The epicyclic gearbox, shown on the right of the drawing, provides a choice of forward or reverse drive, and gives a positively locked position which can be used for a parking brake.
FINISH-MACHINING OF GEARWHEELS PATENT No. 601,758, conies front a specialist in gear cutting, The Fellows Gear Shaper Co., Windsor, Vermont, U.S.A., and shows the latest scheme for giving a good finish to the form of gear-teeth. The known process of gear-shaving will give a good and accurate finish, but it is a slow operation and the cutters are expensive to make. The present scheme is said to give comparable results in much less time and using standard instead of special cutters.
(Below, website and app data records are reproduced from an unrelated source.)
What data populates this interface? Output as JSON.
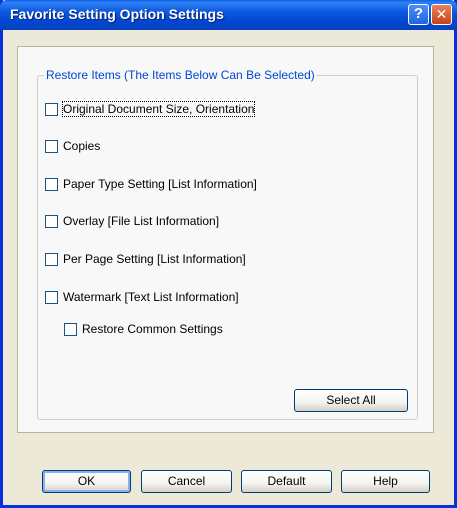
{
  "window": {
    "title": "Favorite Setting Option Settings"
  },
  "titlebar": {
    "help_glyph": "?",
    "close_glyph": "✕"
  },
  "group": {
    "legend": "Restore Items (The Items Below Can Be Selected)",
    "items": [
      {
        "label": "Original Document Size, Orientation",
        "checked": false
      },
      {
        "label": "Copies",
        "checked": false
      },
      {
        "label": "Paper Type Setting [List Information]",
        "checked": false
      },
      {
        "label": "Overlay [File List Information]",
        "checked": false
      },
      {
        "label": "Per Page Setting [List Information]",
        "checked": false
      },
      {
        "label": "Watermark [Text List Information]",
        "checked": false
      },
      {
        "label": "Restore Common Settings",
        "checked": false
      }
    ],
    "select_all_label": "Select All"
  },
  "buttons": {
    "ok": "OK",
    "cancel": "Cancel",
    "default": "Default",
    "help": "Help"
  }
}
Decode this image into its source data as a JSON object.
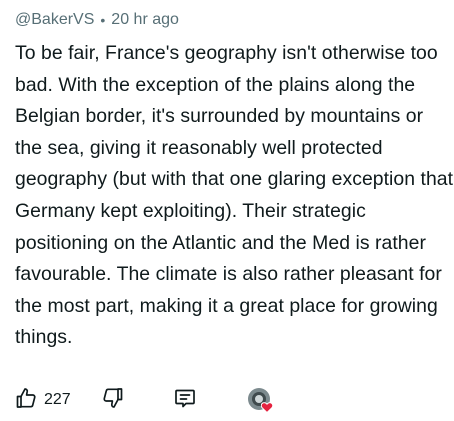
{
  "comment": {
    "author": "@BakerVS",
    "separator": "•",
    "timestamp": "20 hr ago",
    "body": "To be fair, France's geography isn't otherwise too bad. With the exception of the plains along the Belgian border, it's surrounded by mountains or the sea, giving it reasonably well protected geography (but with that one glaring exception that Germany kept exploiting). Their strategic positioning on the Atlantic and the Med is rather favourable. The climate is also rather pleasant for the most part, making it a great place for growing things."
  },
  "actions": {
    "upvote_count": "227",
    "icons": {
      "upvote": "thumbs-up-icon",
      "downvote": "thumbs-down-icon",
      "reply": "reply-bubble-icon",
      "award": "award-icon"
    }
  },
  "colors": {
    "text": "#0f1a1c",
    "meta": "#576f76",
    "heart": "#e5223f"
  }
}
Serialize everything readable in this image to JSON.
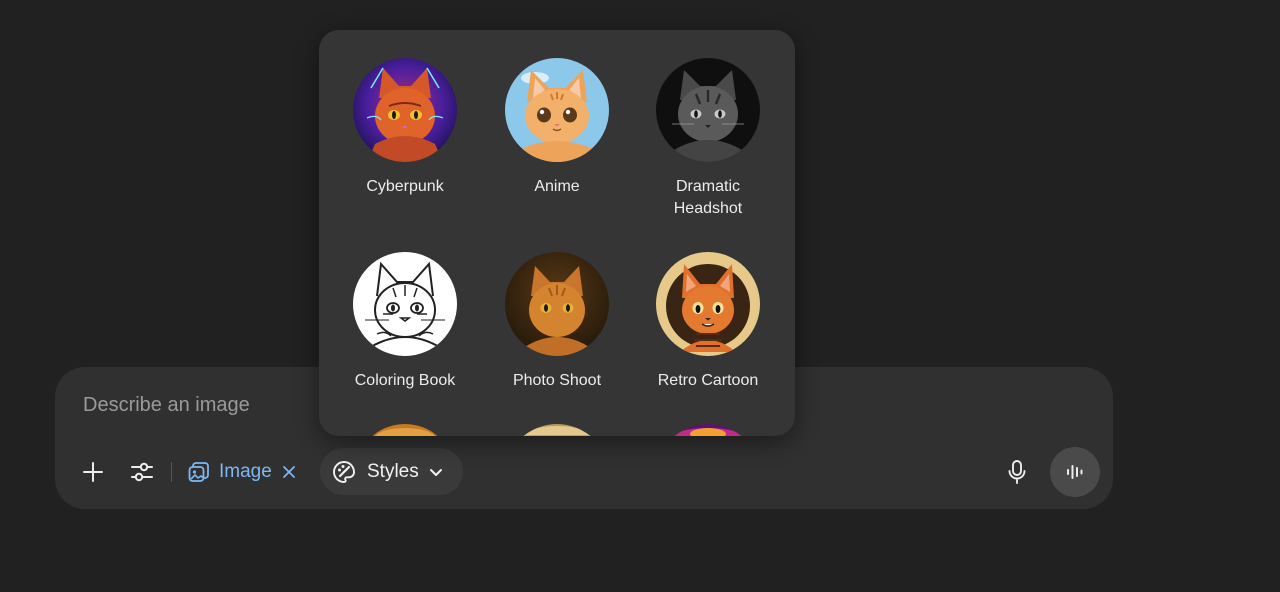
{
  "composer": {
    "placeholder": "Describe an image",
    "toolbar": {
      "plus_icon": "plus-icon",
      "tools_icon": "sliders-icon",
      "image_chip": {
        "label": "Image",
        "icon": "image-icon",
        "accent": "#7db8f2"
      },
      "styles_button": {
        "label": "Styles",
        "icon": "palette-icon"
      },
      "mic_icon": "microphone-icon",
      "voice_icon": "voice-waveform-icon"
    }
  },
  "styles_popup": {
    "items": [
      {
        "label": "Cyberpunk"
      },
      {
        "label": "Anime"
      },
      {
        "label": "Dramatic\nHeadshot"
      },
      {
        "label": "Coloring Book"
      },
      {
        "label": "Photo Shoot"
      },
      {
        "label": "Retro Cartoon"
      }
    ]
  }
}
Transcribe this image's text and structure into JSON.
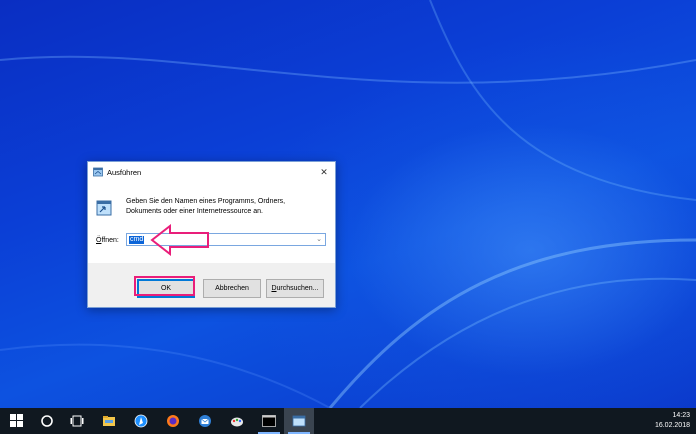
{
  "dialog": {
    "title": "Ausführen",
    "close_symbol": "✕",
    "description_line1": "Geben Sie den Namen eines Programms, Ordners,",
    "description_line2": "Dokuments oder einer Internetressource an.",
    "open_label_prefix": "",
    "open_label_accesskey": "Ö",
    "open_label_rest": "ffnen:",
    "input_value": "cmd",
    "buttons": {
      "ok": "OK",
      "cancel": "Abbrechen",
      "browse_prefix": "",
      "browse_accesskey": "D",
      "browse_rest": "urchsuchen..."
    },
    "annotation_color": "#e91e7a"
  },
  "taskbar": {
    "items": [
      "windows-start-icon",
      "cortana-icon",
      "task-view-icon",
      "file-explorer-icon",
      "safari-icon",
      "firefox-icon",
      "thunderbird-icon",
      "paint-icon",
      "console-icon",
      "run-dialog-icon"
    ],
    "clock_time": "14:23",
    "clock_date": "16.02.2018"
  }
}
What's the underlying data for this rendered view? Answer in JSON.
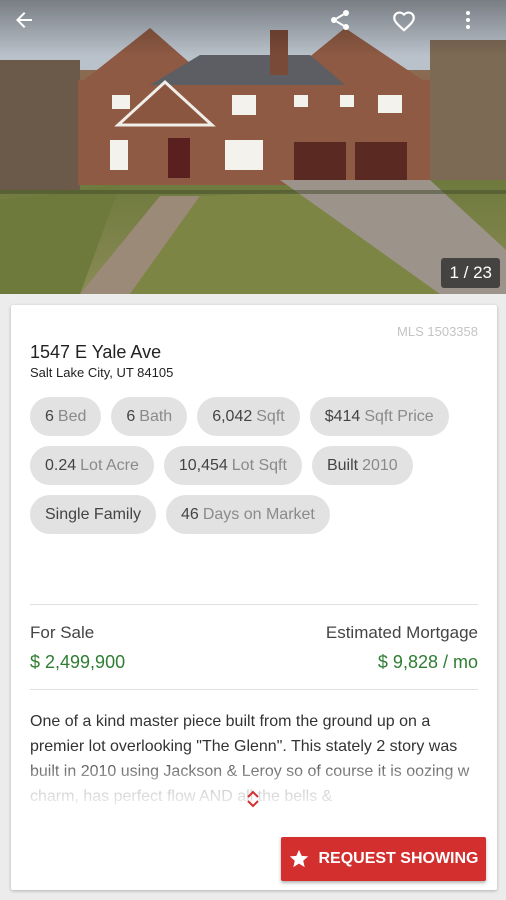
{
  "hero": {
    "photo_counter": "1 / 23"
  },
  "toolbar": {
    "icons": [
      "back-arrow-icon",
      "share-icon",
      "favorite-heart-icon",
      "more-vert-icon"
    ]
  },
  "listing": {
    "mls": "MLS 1503358",
    "address": "1547 E Yale Ave",
    "city": "Salt Lake City, UT 84105",
    "chips": [
      {
        "value": "6",
        "label": "Bed"
      },
      {
        "value": "6",
        "label": "Bath"
      },
      {
        "value": "6,042",
        "label": "Sqft"
      },
      {
        "value": "$414",
        "label": "Sqft Price"
      },
      {
        "value": "0.24",
        "label": "Lot Acre"
      },
      {
        "value": "10,454",
        "label": "Lot Sqft"
      },
      {
        "value": "Built",
        "label": "2010"
      },
      {
        "value": "Single Family",
        "label": ""
      },
      {
        "value": "46",
        "label": "Days on Market"
      }
    ],
    "sale_label": "For Sale",
    "price": "$ 2,499,900",
    "mortgage_label": "Estimated Mortgage",
    "mortgage": "$ 9,828 / mo",
    "description": "One of a kind master piece built from the ground up on a premier lot overlooking \"The Glenn\". This stately 2 story was built in 2010 using Jackson & Leroy so of course it is oozing w charm, has perfect flow AND all the bells &"
  },
  "actions": {
    "request_label": "REQUEST SHOWING"
  },
  "colors": {
    "accent": "#d32f2f",
    "price": "#2e7d32"
  }
}
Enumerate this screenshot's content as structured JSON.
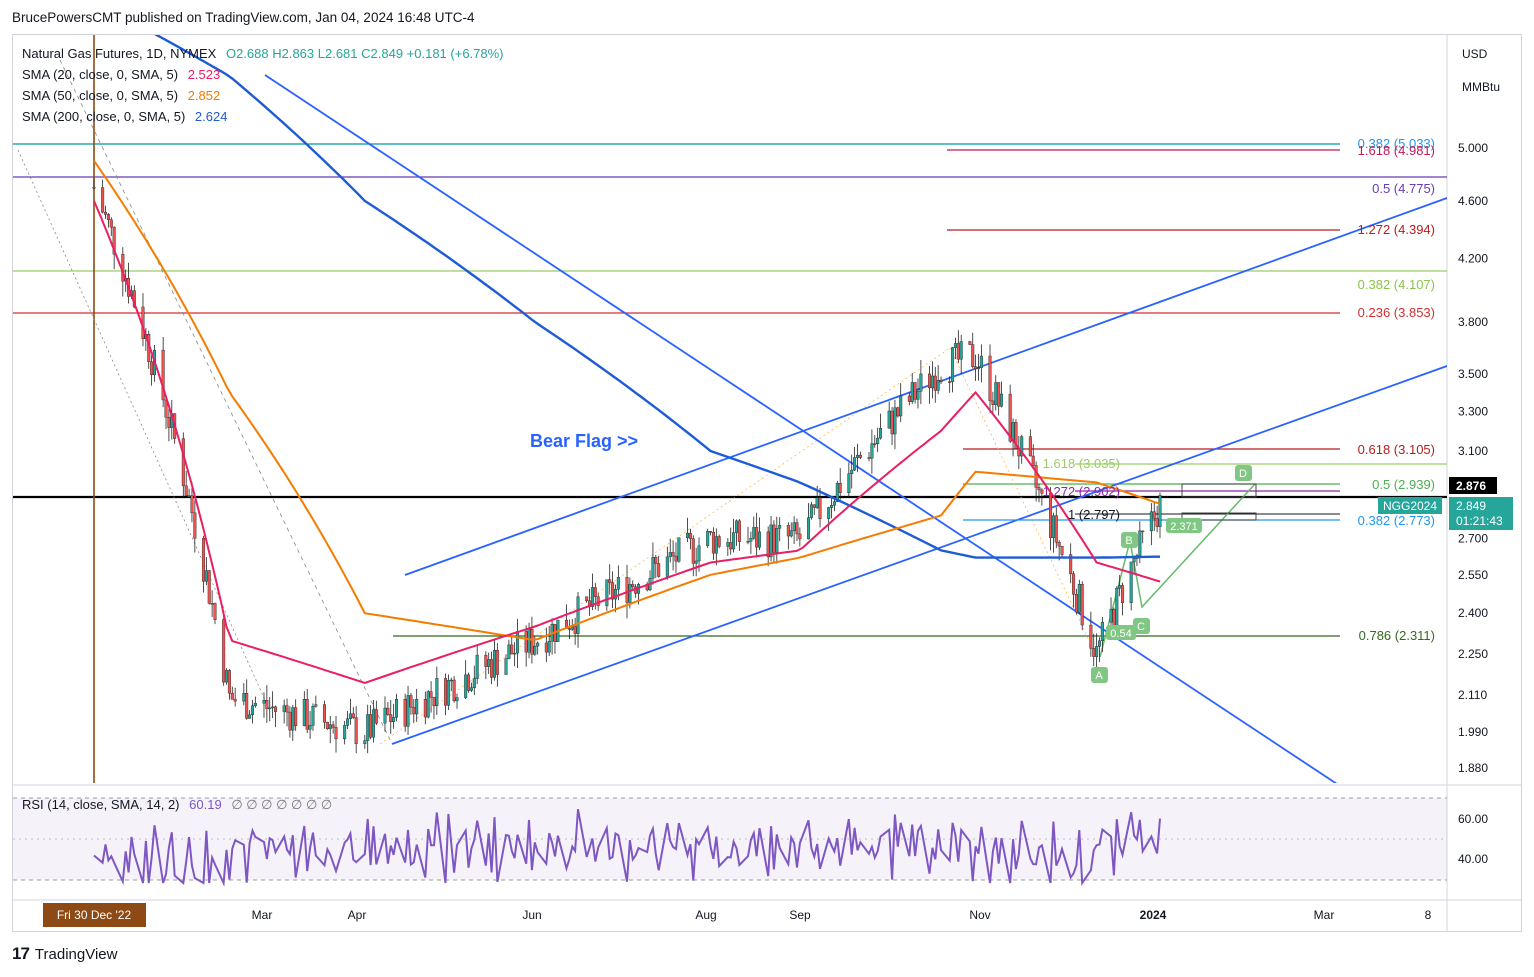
{
  "header": {
    "publisher": "BrucePowersCMT published on TradingView.com, Jan 04, 2024 16:48 UTC-4"
  },
  "legend": {
    "symbol": "Natural Gas Futures, 1D, NYMEX",
    "ohlc": "O2.688  H2.863  L2.681  C2.849  +0.181 (+6.78%)",
    "sma20_label": "SMA (20, close, 0, SMA, 5)",
    "sma20_value": "2.523",
    "sma50_label": "SMA (50, close, 0, SMA, 5)",
    "sma50_value": "2.852",
    "sma200_label": "SMA (200, close, 0, SMA, 5)",
    "sma200_value": "2.624",
    "rsi_label": "RSI (14, close, SMA, 14, 2)",
    "rsi_value": "60.19",
    "rsi_extra": "∅ ∅ ∅ ∅ ∅ ∅ ∅"
  },
  "axis": {
    "currency": "USD",
    "unit": "MMBtu",
    "price_ticks": [
      "5.000",
      "4.600",
      "4.200",
      "3.800",
      "3.500",
      "3.300",
      "3.100",
      "2.700",
      "2.550",
      "2.400",
      "2.250",
      "2.110",
      "1.990",
      "1.880"
    ],
    "rsi_ticks": [
      "60.00",
      "40.00"
    ],
    "time_labels": [
      "Mar",
      "Apr",
      "Jun",
      "Aug",
      "Sep",
      "Nov",
      "2024",
      "Mar",
      "8"
    ],
    "current_date_label": "Fri 30 Dec '22",
    "last_price": "2.876",
    "symbol_tag": "NGG2024",
    "close_price": "2.849",
    "countdown": "01:21:43"
  },
  "fib_labels": [
    {
      "text": "0.382 (5.033)",
      "color": "#2196f3"
    },
    {
      "text": "1.618 (4.981)",
      "color": "#c2185b"
    },
    {
      "text": "0.5 (4.775)",
      "color": "#673ab7"
    },
    {
      "text": "1.272 (4.394)",
      "color": "#b71c1c"
    },
    {
      "text": "0.382 (4.107)",
      "color": "#8bc34a"
    },
    {
      "text": "0.236 (3.853)",
      "color": "#d32f2f"
    },
    {
      "text": "0.618 (3.105)",
      "color": "#b71c1c"
    },
    {
      "text": "1.618 (3.035)",
      "color": "#9ccc65"
    },
    {
      "text": "0.5 (2.939)",
      "color": "#4caf50"
    },
    {
      "text": "1.272 (2.902)",
      "color": "#8e24aa"
    },
    {
      "text": "1 (2.797)",
      "color": "#131722"
    },
    {
      "text": "0.382 (2.773)",
      "color": "#2196f3"
    },
    {
      "text": "0.786 (2.311)",
      "color": "#33691e"
    }
  ],
  "annotations": {
    "bear_flag": "Bear Flag >>",
    "points": [
      "A",
      "B",
      "C",
      "D"
    ],
    "ratio_054": "0.54",
    "ratio_2371": "2.371"
  },
  "colors": {
    "sma20": "#e91e63",
    "sma50": "#f57c00",
    "sma200": "#1e5bd6",
    "channel": "#2962ff",
    "bull": "#26a69a",
    "bear": "#ef5350",
    "rsi": "#7e57c2"
  },
  "chart_data": {
    "type": "line",
    "x": [
      "2022-12-30",
      "2023-02-15",
      "2023-04-03",
      "2023-06-01",
      "2023-08-01",
      "2023-09-01",
      "2023-10-20",
      "2023-11-01",
      "2023-12-13",
      "2024-01-04"
    ],
    "series": [
      {
        "name": "Natural Gas Futures",
        "values": [
          4.7,
          2.1,
          1.99,
          2.3,
          2.7,
          2.7,
          3.55,
          3.6,
          2.25,
          2.849
        ]
      },
      {
        "name": "SMA (20, close, 0, SMA, 5)",
        "values": [
          4.6,
          2.3,
          2.15,
          2.35,
          2.6,
          2.65,
          3.2,
          3.4,
          2.6,
          2.523
        ]
      },
      {
        "name": "SMA (50, close, 0, SMA, 5)",
        "values": [
          4.9,
          3.4,
          2.4,
          2.3,
          2.55,
          2.62,
          2.8,
          3.0,
          2.95,
          2.852
        ]
      },
      {
        "name": "SMA (200, close, 0, SMA, 5)",
        "values": [
          6.3,
          5.6,
          4.6,
          3.8,
          3.1,
          2.95,
          2.65,
          2.62,
          2.62,
          2.624
        ]
      }
    ],
    "rsi": {
      "label": "RSI (14, close, SMA, 14, 2)",
      "last": 60.19
    }
  }
}
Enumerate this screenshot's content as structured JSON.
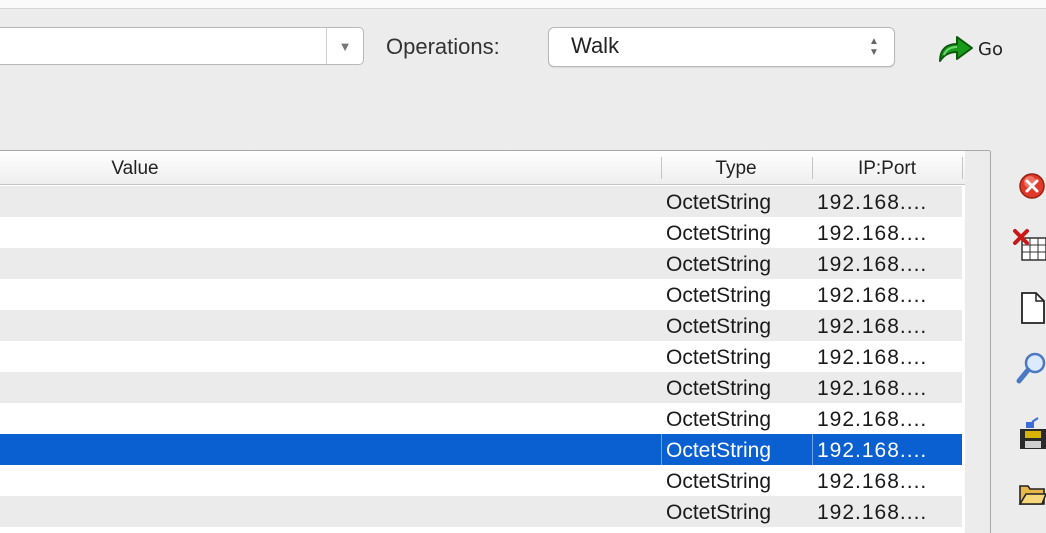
{
  "toolbar": {
    "operations_label": "Operations:",
    "operation_value": "Walk",
    "go_label": "Go"
  },
  "table": {
    "columns": {
      "value": "Value",
      "type": "Type",
      "ip_port": "IP:Port"
    },
    "rows": [
      {
        "type": "OctetString",
        "ip": "192.168....",
        "selected": false
      },
      {
        "type": "OctetString",
        "ip": "192.168....",
        "selected": false
      },
      {
        "type": "OctetString",
        "ip": "192.168....",
        "selected": false
      },
      {
        "type": "OctetString",
        "ip": "192.168....",
        "selected": false
      },
      {
        "type": "OctetString",
        "ip": "192.168....",
        "selected": false
      },
      {
        "type": "OctetString",
        "ip": "192.168....",
        "selected": false
      },
      {
        "type": "OctetString",
        "ip": "192.168....",
        "selected": false
      },
      {
        "type": "OctetString",
        "ip": "192.168....",
        "selected": false
      },
      {
        "type": "OctetString",
        "ip": "192.168....",
        "selected": true
      },
      {
        "type": "OctetString",
        "ip": "192.168....",
        "selected": false
      },
      {
        "type": "OctetString",
        "ip": "192.168....",
        "selected": false
      }
    ]
  },
  "side_toolbar": {
    "icons": [
      "stop-icon",
      "delete-table-icon",
      "new-document-icon",
      "find-icon",
      "save-icon",
      "open-folder-icon"
    ]
  },
  "colors": {
    "selection": "#0a5fd1",
    "row_alt": "#ebebeb",
    "go_arrow": "#1a9a1a"
  }
}
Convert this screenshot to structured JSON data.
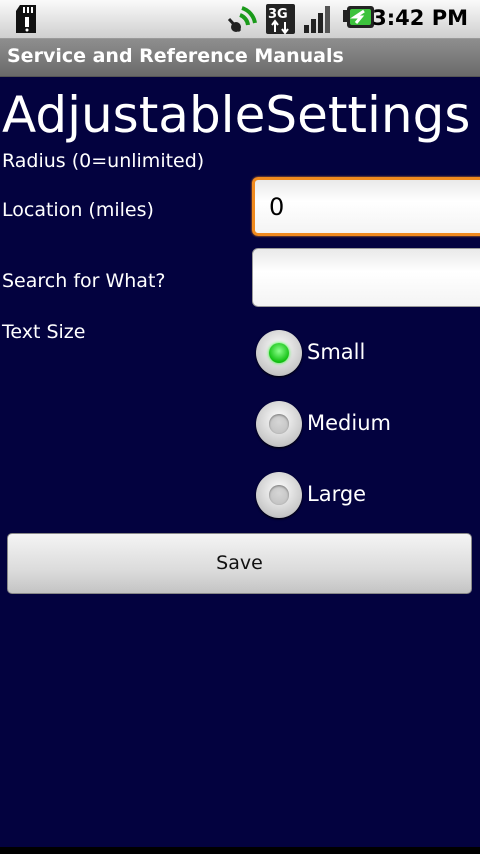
{
  "status_bar": {
    "time": "3:42 PM",
    "icons": [
      "sd-card-icon",
      "signal-wave-icon",
      "3g-data-icon",
      "signal-bars-icon",
      "battery-charging-icon"
    ],
    "network_label": "3G"
  },
  "app": {
    "title": "Service and Reference Manuals"
  },
  "page": {
    "heading": "AdjustableSettings",
    "radius_label": "Radius (0=unlimited)",
    "location_label": "Location (miles)",
    "location_value": "0",
    "search_label": "Search for What?",
    "search_value": "",
    "text_size_label": "Text Size",
    "text_size_options": [
      "Small",
      "Medium",
      "Large"
    ],
    "text_size_selected": "Small",
    "save_label": "Save"
  },
  "colors": {
    "background": "#03023f",
    "focus_border": "#f08a1e",
    "radio_selected": "#10c010"
  }
}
Referring to the drawing, the gear (1) to be treated is located in the path of a cutter (2) of the correct form, as in standard gear-cutting, but in this case the gear has already been machined almost to finished size. The cutter is then slowly fed into the gear-teeth while they both quickly revolve in mesh. The result is a helical path of cut which is said to distribute the unavoidably, small inaccuracies of the machine uniformly between all the teeth. If several "bites" are taken,
precautions are taken to see that the gear and the cutter do not meet at the same teeth.
The difference between this scheme and the ordinary gear-shaping operation should be clearly grasped; in the latter the cutter reciprocates quickly and the pair revolve slowly, but in the present scheme fotation is rapid .and reciprocation slow.
INGENIOUS COOLING OF WET LINERS
PATENT No. 601,894 comes from H. Ricardo, 21, Suffolk Street, London, S.W.I, and discloses a new method of cooling cylinder liners. The chief aim is to enable the several cylinders of a multi-cylindered engine to be closely spaced and yet to provide adequate cooling.
The drawing shows a section of one of the cylinders of a four-stroke oil engine. The liner (1) is held in place by a registering ring (2) having studs (not shown) which force the liner firmly against a packing ring (3) at the top of the cylinder. Concentricity and water sealing are preserved by the use of a pair of rubber rings (4) located in grooves turned in the liner, The chief feature is the use of a helical coil of square wire (5) which surrounds the liner and compels the water to make several circuits as it passes through. The water is pumped at high velocity and enters through a common gantry (6) and, after traversing the helix, passes through pipe 7 and is directed by a second pipe (8) towards a point, in the head between the two valves. It then leaves the cylinder head by the normal return pipe.
A noteworthy feature is that the liner is not subjected to cylinder pressure in a vertical direction, and it can therefore be quite lightly held in place On that account it is the easier to replace.